Columbia University has allowed law school students who feel they suffered trauma from two high-profile grand jury decisions to postpone taking their final exams, the school’s interim dean Robert Scott wrote in a message to students this weekend.
“The law school has a policy and set of procedures for students who experience trauma during exam period,” reads Scott’s message, according to the blog PowerLine.
“In accordance with these procedures and policy, students who feel that their performance on examinations will be sufficiently impaired due to the effects of these recent events may petition Dean Alice Rigas to have an examination rescheduled,” Scott continued, citing a St. Louis County grand jury’s decision not to indict Ferguson, Mo., police officer Darren Wilson for fatally shooting 18-year-old Michael Brown in August as well as a Staten Island grand jury’s decision not to indict Officer Daniel Pantaleo for using a chokehold which killed 43-year-old Eric Garner in July.
Both cases have sparked heavy protests, as both officers are white while both Brown and Garner are black.
“The grand juries’ determinations to return non-indictments in the Michael Brown and Eric Garner cases have shaken the faith of some in the integrity of the grand jury system and in the law more generally,” the message says.
“For some law students, particularly, though not only, students of color, this chain of events is all the more profound as it threatens to undermine a sense that the law is a fundamental pillar of society designed to protect fairness, due process and equality.”
Besides postponing exams, Scott announced other concessions.
The school will be holding special sessions next week with trauma specialist Dr. Shirley Matthews, Scott announced. Several faculty members have also agreed to hold special office hours to discuss the implications of the grand juries’ decisions.
The school will set up a reading group, speaker series and teach-ins next semester to “formulate a response to the implications, including racial meanings, of these non-indictments.”
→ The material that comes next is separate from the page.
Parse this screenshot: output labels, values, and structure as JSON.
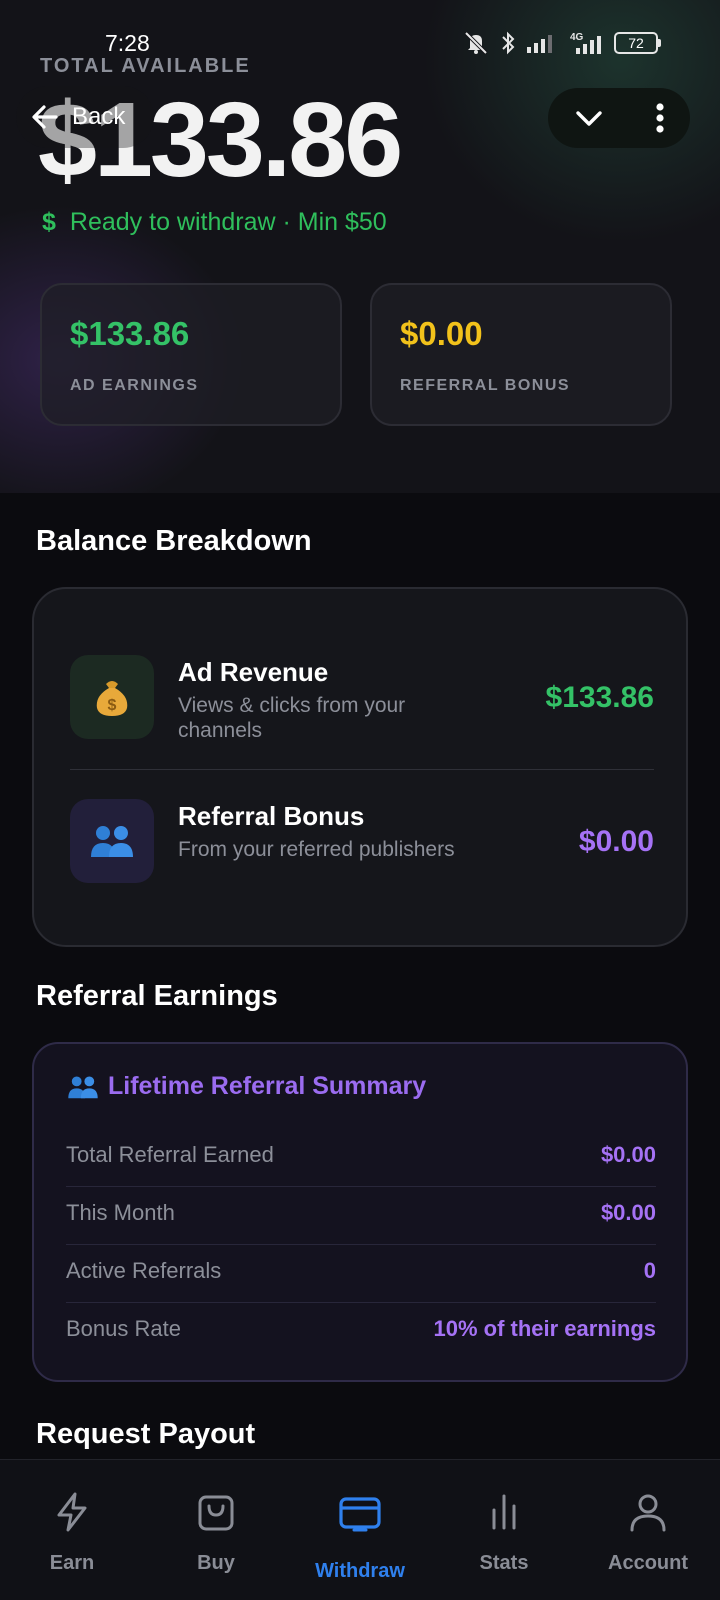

Smith did not respond to The Daily Caller’s request for more detail on how long students can postpone taking their exams.